_Exercise_.
Return the entries below verbatim. Pictures stay out.

_Material supplied_.
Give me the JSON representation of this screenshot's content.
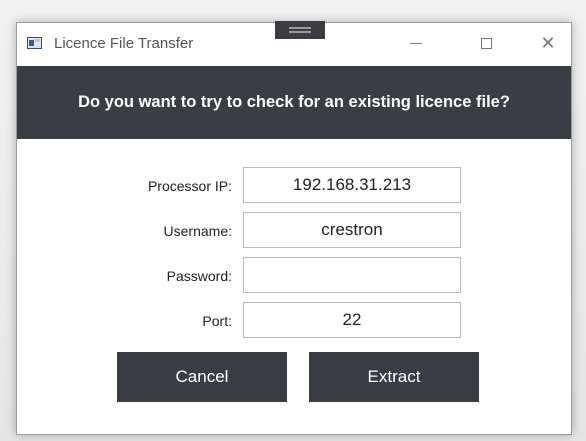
{
  "window": {
    "title": "Licence File Transfer",
    "controls": {
      "minimize": "—",
      "maximize": "☐",
      "close": "✕"
    }
  },
  "header": {
    "question": "Do you want to try to check for an existing licence file?"
  },
  "form": {
    "processor_ip": {
      "label": "Processor IP:",
      "value": "192.168.31.213"
    },
    "username": {
      "label": "Username:",
      "value": "crestron"
    },
    "password": {
      "label": "Password:",
      "value": ""
    },
    "port": {
      "label": "Port:",
      "value": "22"
    }
  },
  "buttons": {
    "cancel": "Cancel",
    "extract": "Extract"
  },
  "colors": {
    "header_bg": "#3a3d44",
    "button_bg": "#3a3d44",
    "text_light": "#ffffff"
  }
}
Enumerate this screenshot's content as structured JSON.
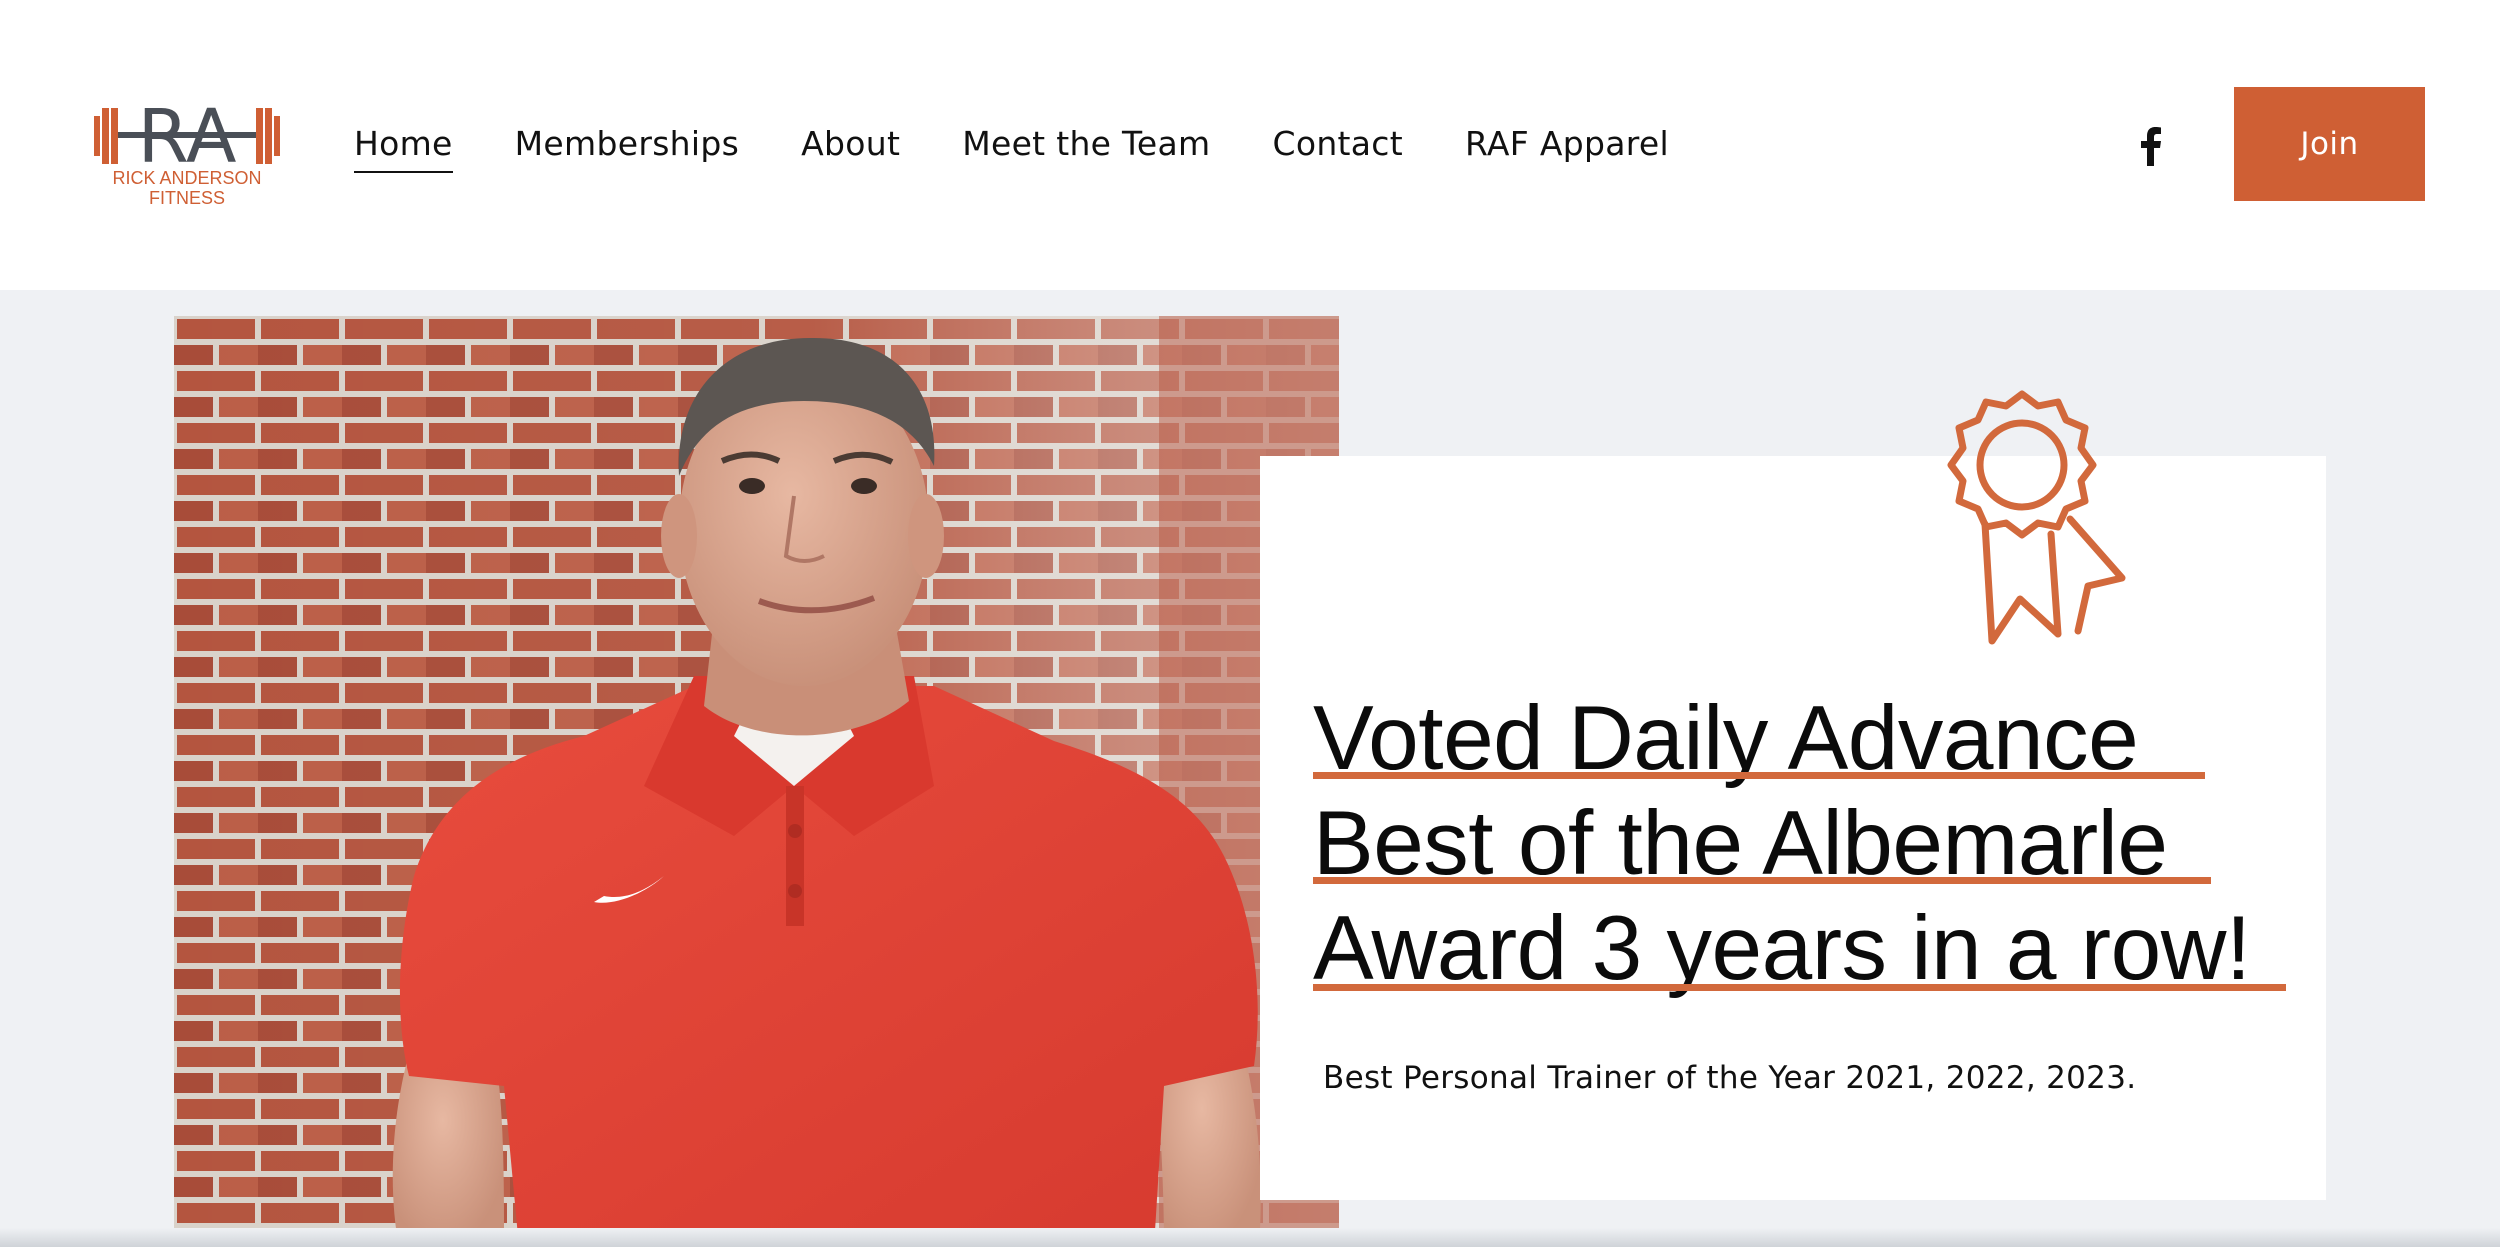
{
  "brand": {
    "initials": "RA",
    "name_line1": "RICK ANDERSON",
    "name_line2": "FITNESS",
    "accent_color": "#cf5f34"
  },
  "nav": {
    "items": [
      {
        "label": "Home",
        "active": true
      },
      {
        "label": "Memberships",
        "active": false
      },
      {
        "label": "About",
        "active": false
      },
      {
        "label": "Meet the Team",
        "active": false
      },
      {
        "label": "Contact",
        "active": false
      },
      {
        "label": "RAF Apparel",
        "active": false
      }
    ]
  },
  "social": {
    "facebook_icon": "facebook-icon",
    "facebook_glyph": "f"
  },
  "header": {
    "join_label": "Join"
  },
  "hero": {
    "photo": "portrait-photo",
    "award_icon": "award-ribbon-icon",
    "headline_lines": [
      "Voted Daily Advance",
      "Best of the Albemarle",
      "Award 3 years in a row!"
    ],
    "subtext": "Best Personal Trainer of the Year 2021, 2022, 2023."
  }
}
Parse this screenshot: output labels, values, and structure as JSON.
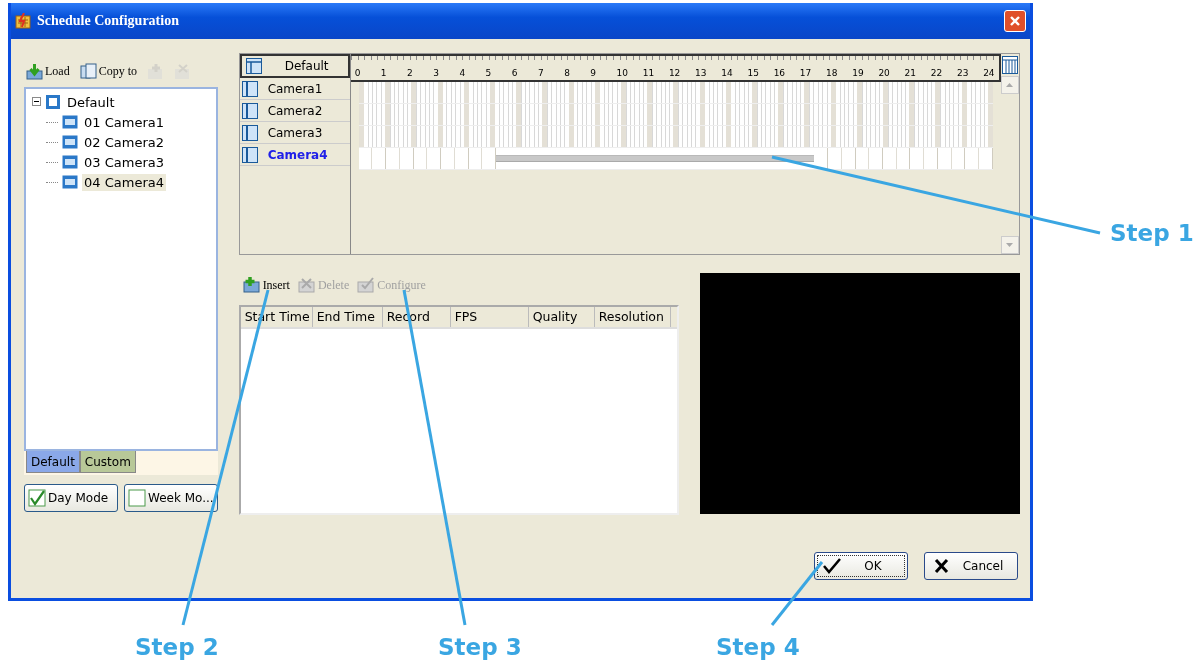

_Answer to the problem_.
Give me the JSON representation of this screenshot's content.
{
  "window": {
    "title": "Licence File Transfer",
    "controls": {
      "minimize": "—",
      "maximize": "☐",
      "close": "✕"
    }
  },
  "header": {
    "question": "Do you want to try to check for an existing licence file?"
  },
  "form": {
    "processor_ip": {
      "label": "Processor IP:",
      "value": "192.168.31.213"
    },
    "username": {
      "label": "Username:",
      "value": "crestron"
    },
    "password": {
      "label": "Password:",
      "value": ""
    },
    "port": {
      "label": "Port:",
      "value": "22"
    }
  },
  "buttons": {
    "cancel": "Cancel",
    "extract": "Extract"
  },
  "colors": {
    "header_bg": "#3a3d44",
    "button_bg": "#3a3d44",
    "text_light": "#ffffff"
  }
}
Enumerate this screenshot's content as structured JSON.
{
  "brand": {
    "initials": "RA",
    "name_line1": "RICK ANDERSON",
    "name_line2": "FITNESS",
    "accent_color": "#cf5f34"
  },
  "nav": {
    "items": [
      {
        "label": "Home",
        "active": true
      },
      {
        "label": "Memberships",
        "active": false
      },
      {
        "label": "About",
        "active": false
      },
      {
        "label": "Meet the Team",
        "active": false
      },
      {
        "label": "Contact",
        "active": false
      },
      {
        "label": "RAF Apparel",
        "active": false
      }
    ]
  },
  "social": {
    "facebook_icon": "facebook-icon",
    "facebook_glyph": "f"
  },
  "header": {
    "join_label": "Join"
  },
  "hero": {
    "photo": "portrait-photo",
    "award_icon": "award-ribbon-icon",
    "headline_lines": [
      "Voted Daily Advance",
      "Best of the Albemarle",
      "Award 3 years in a row!"
    ],
    "subtext": "Best Personal Trainer of the Year 2021, 2022, 2023."
  }
}
Parse this screenshot: output labels, values, and structure as JSON.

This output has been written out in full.